Communication is essential in any relationship. Our student-teacher relationship is no exception. If you have any concerns with the class material or logistics, please talk to me as soon as possible.

Tips for Success

There are a variety of effective teaching and learning styles. Part of the challenge of college is learning your individual particular learning style and how to learn from a variety of teaching styles. I will try and use several ways of presenting the material to help you learn the course material. Ultimately you are responsible for learning the material. Here are some things that will help you succeed in this course:

  • Come to class and be on time.
  • Be engaged in class; listen, take good notes, and ask questions as they arise.
  • Read the book, noting any important concepts and unresolved questions.
  • Review your notes.
  • Form a study group with others in the course.
  • Learn and understand key definitions
  • Come see me in my office if you are having trouble solving a problem.
  • Visit the Cutler Center for Student Success for additional help.
  • Focus on learning the material, not just on earning a grade.
  • Keep all returned material, particularly quizes and tests.
  • I want you to succeed in the course, but the learning is your responsibility!

Academic Support

Accommodations statement: Any student with a disability who believes the requirements of this course may require accommodations or modifications should contact the Learning Support Center (LSC) Director, Dr. Pamela Schwartz, who will work with you to develop a plan for reasonable accommodations based on your information and supporting documentation. If you have completed this process and have requested accommodations through the LSC for this semester, plan to meet with me as early as possible to discuss a plan for implementing these modifications in this class. It is best if we can talk at least one week prior to their implementation. The LSC is located in 114 Ferguson Hall (on the first floor of the administration building) and is open during regular business hours throughout the school year. The main phone is 517/629-0825, and the number for the Adaptive Technology Office is 517/629-0411.

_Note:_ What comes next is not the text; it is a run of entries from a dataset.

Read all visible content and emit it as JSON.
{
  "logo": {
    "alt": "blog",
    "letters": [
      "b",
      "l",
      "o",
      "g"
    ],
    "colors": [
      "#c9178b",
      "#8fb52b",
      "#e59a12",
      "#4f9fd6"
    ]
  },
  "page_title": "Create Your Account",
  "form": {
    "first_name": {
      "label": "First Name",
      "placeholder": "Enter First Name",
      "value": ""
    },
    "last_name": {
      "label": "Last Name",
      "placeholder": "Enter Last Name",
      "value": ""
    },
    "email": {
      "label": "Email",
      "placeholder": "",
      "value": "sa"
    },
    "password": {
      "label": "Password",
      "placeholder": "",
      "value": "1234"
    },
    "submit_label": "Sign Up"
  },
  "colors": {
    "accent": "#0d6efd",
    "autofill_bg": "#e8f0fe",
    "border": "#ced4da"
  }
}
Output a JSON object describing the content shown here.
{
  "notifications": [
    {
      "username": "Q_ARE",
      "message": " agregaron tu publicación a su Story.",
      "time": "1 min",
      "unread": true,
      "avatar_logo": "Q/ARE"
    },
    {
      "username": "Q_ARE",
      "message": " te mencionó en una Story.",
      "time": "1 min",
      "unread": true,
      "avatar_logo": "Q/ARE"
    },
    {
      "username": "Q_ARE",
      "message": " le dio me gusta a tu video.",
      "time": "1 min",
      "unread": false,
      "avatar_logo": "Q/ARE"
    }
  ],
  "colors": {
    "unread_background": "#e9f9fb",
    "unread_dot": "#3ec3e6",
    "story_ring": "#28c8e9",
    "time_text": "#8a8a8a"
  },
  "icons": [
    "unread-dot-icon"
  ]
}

Staff in the Cutler Center provide supplemental peer tutoring (math, science, economics, and more), writing assistance, fellowship advising, disability accommodations, academic coaching, supplemental advising, and emergency financial support. To connect with the Cutler Center, please email cutler@albion.edu or call Martha Palmer at 517-629-0562 and she can get you to the right person.


Copyright © 2020, David A. Reimann. All rights reserved.